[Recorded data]
--- START ---
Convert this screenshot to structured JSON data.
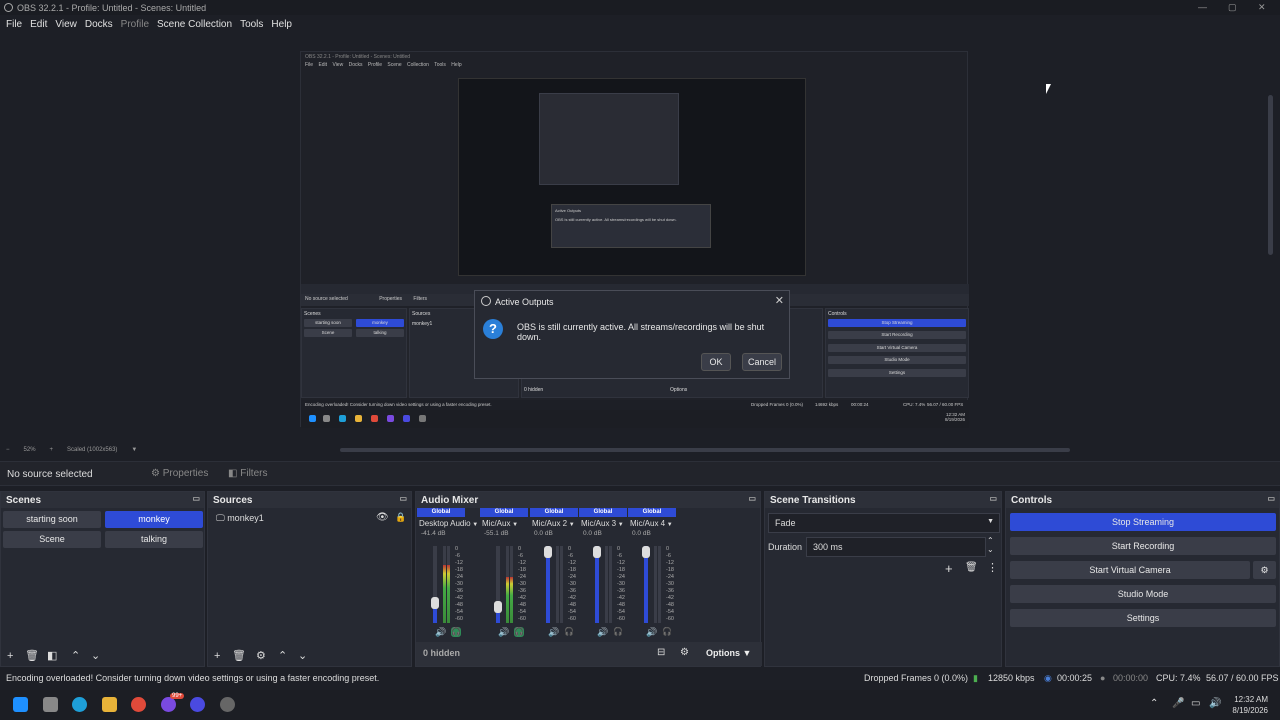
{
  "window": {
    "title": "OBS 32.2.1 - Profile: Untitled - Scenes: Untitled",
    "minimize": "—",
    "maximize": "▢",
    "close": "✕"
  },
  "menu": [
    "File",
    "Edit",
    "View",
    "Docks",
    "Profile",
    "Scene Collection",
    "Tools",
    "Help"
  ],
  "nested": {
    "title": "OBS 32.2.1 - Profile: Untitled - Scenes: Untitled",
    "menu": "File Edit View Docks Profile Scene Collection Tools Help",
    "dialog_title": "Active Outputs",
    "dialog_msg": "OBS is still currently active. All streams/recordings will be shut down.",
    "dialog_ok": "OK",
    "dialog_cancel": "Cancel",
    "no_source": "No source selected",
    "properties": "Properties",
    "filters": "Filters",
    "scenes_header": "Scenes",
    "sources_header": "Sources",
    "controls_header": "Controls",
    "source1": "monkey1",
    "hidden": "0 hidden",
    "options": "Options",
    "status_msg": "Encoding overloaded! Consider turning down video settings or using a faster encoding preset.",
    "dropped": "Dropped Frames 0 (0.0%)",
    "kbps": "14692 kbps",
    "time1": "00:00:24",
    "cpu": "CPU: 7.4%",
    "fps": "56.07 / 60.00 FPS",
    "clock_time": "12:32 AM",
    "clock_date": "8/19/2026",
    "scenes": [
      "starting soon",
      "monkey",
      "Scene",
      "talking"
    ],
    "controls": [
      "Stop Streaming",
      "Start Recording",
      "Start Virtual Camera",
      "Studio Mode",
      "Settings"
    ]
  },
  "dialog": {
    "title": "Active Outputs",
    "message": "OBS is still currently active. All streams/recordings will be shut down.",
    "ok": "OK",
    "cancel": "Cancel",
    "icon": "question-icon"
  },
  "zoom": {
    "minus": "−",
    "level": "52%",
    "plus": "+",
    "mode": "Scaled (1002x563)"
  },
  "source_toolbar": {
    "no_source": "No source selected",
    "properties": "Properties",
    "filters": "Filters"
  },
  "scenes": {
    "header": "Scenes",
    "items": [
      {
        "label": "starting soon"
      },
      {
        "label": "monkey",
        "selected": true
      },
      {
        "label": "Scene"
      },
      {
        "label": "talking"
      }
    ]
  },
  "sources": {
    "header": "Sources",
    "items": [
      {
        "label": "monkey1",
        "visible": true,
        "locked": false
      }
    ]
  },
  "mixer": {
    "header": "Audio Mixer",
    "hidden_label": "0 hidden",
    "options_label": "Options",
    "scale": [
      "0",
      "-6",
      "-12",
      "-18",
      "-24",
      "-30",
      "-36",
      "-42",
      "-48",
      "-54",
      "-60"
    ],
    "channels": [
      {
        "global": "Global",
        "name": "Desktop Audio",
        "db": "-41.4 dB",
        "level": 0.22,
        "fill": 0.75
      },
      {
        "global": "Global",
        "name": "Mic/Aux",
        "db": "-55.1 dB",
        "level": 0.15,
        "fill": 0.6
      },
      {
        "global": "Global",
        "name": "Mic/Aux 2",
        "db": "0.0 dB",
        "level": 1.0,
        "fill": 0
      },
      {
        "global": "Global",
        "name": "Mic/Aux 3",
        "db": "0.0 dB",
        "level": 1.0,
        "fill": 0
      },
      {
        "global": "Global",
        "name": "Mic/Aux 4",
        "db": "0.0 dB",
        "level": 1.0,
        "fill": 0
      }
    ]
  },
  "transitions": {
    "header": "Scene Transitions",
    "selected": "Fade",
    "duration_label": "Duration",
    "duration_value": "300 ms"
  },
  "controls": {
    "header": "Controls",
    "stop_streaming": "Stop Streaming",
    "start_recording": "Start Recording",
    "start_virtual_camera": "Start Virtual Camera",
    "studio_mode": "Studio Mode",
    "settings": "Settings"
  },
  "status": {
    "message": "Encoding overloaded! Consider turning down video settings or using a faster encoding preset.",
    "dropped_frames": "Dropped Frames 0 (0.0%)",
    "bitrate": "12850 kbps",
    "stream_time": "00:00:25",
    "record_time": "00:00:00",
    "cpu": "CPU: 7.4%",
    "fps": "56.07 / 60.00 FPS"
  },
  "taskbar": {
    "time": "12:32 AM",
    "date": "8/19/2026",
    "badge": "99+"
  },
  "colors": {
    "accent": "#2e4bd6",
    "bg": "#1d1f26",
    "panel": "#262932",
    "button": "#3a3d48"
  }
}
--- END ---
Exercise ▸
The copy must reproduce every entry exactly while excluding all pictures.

Response ▸
Convert this screenshot to structured JSON data.
{
  "window": {
    "title": "OBS 32.2.1 - Profile: Untitled - Scenes: Untitled",
    "minimize": "—",
    "maximize": "▢",
    "close": "✕"
  },
  "menu": [
    "File",
    "Edit",
    "View",
    "Docks",
    "Profile",
    "Scene Collection",
    "Tools",
    "Help"
  ],
  "nested": {
    "title": "OBS 32.2.1 - Profile: Untitled - Scenes: Untitled",
    "menu": "File Edit View Docks Profile Scene Collection Tools Help",
    "dialog_title": "Active Outputs",
    "dialog_msg": "OBS is still currently active. All streams/recordings will be shut down.",
    "dialog_ok": "OK",
    "dialog_cancel": "Cancel",
    "no_source": "No source selected",
    "properties": "Properties",
    "filters": "Filters",
    "scenes_header": "Scenes",
    "sources_header": "Sources",
    "controls_header": "Controls",
    "source1": "monkey1",
    "hidden": "0 hidden",
    "options": "Options",
    "status_msg": "Encoding overloaded! Consider turning down video settings or using a faster encoding preset.",
    "dropped": "Dropped Frames 0 (0.0%)",
    "kbps": "14692 kbps",
    "time1": "00:00:24",
    "cpu": "CPU: 7.4%",
    "fps": "56.07 / 60.00 FPS",
    "clock_time": "12:32 AM",
    "clock_date": "8/19/2026",
    "scenes": [
      "starting soon",
      "monkey",
      "Scene",
      "talking"
    ],
    "controls": [
      "Stop Streaming",
      "Start Recording",
      "Start Virtual Camera",
      "Studio Mode",
      "Settings"
    ]
  },
  "dialog": {
    "title": "Active Outputs",
    "message": "OBS is still currently active. All streams/recordings will be shut down.",
    "ok": "OK",
    "cancel": "Cancel",
    "icon": "question-icon"
  },
  "zoom": {
    "minus": "−",
    "level": "52%",
    "plus": "+",
    "mode": "Scaled (1002x563)"
  },
  "source_toolbar": {
    "no_source": "No source selected",
    "properties": "Properties",
    "filters": "Filters"
  },
  "scenes": {
    "header": "Scenes",
    "items": [
      {
        "label": "starting soon"
      },
      {
        "label": "monkey",
        "selected": true
      },
      {
        "label": "Scene"
      },
      {
        "label": "talking"
      }
    ]
  },
  "sources": {
    "header": "Sources",
    "items": [
      {
        "label": "monkey1",
        "visible": true,
        "locked": false
      }
    ]
  },
  "mixer": {
    "header": "Audio Mixer",
    "hidden_label": "0 hidden",
    "options_label": "Options",
    "scale": [
      "0",
      "-6",
      "-12",
      "-18",
      "-24",
      "-30",
      "-36",
      "-42",
      "-48",
      "-54",
      "-60"
    ],
    "channels": [
      {
        "global": "Global",
        "name": "Desktop Audio",
        "db": "-41.4 dB",
        "level": 0.22,
        "fill": 0.75
      },
      {
        "global": "Global",
        "name": "Mic/Aux",
        "db": "-55.1 dB",
        "level": 0.15,
        "fill": 0.6
      },
      {
        "global": "Global",
        "name": "Mic/Aux 2",
        "db": "0.0 dB",
        "level": 1.0,
        "fill": 0
      },
      {
        "global": "Global",
        "name": "Mic/Aux 3",
        "db": "0.0 dB",
        "level": 1.0,
        "fill": 0
      },
      {
        "global": "Global",
        "name": "Mic/Aux 4",
        "db": "0.0 dB",
        "level": 1.0,
        "fill": 0
      }
    ]
  },
  "transitions": {
    "header": "Scene Transitions",
    "selected": "Fade",
    "duration_label": "Duration",
    "duration_value": "300 ms"
  },
  "controls": {
    "header": "Controls",
    "stop_streaming": "Stop Streaming",
    "start_recording": "Start Recording",
    "start_virtual_camera": "Start Virtual Camera",
    "studio_mode": "Studio Mode",
    "settings": "Settings"
  },
  "status": {
    "message": "Encoding overloaded! Consider turning down video settings or using a faster encoding preset.",
    "dropped_frames": "Dropped Frames 0 (0.0%)",
    "bitrate": "12850 kbps",
    "stream_time": "00:00:25",
    "record_time": "00:00:00",
    "cpu": "CPU: 7.4%",
    "fps": "56.07 / 60.00 FPS"
  },
  "taskbar": {
    "time": "12:32 AM",
    "date": "8/19/2026",
    "badge": "99+"
  },
  "colors": {
    "accent": "#2e4bd6",
    "bg": "#1d1f26",
    "panel": "#262932",
    "button": "#3a3d48"
  }
}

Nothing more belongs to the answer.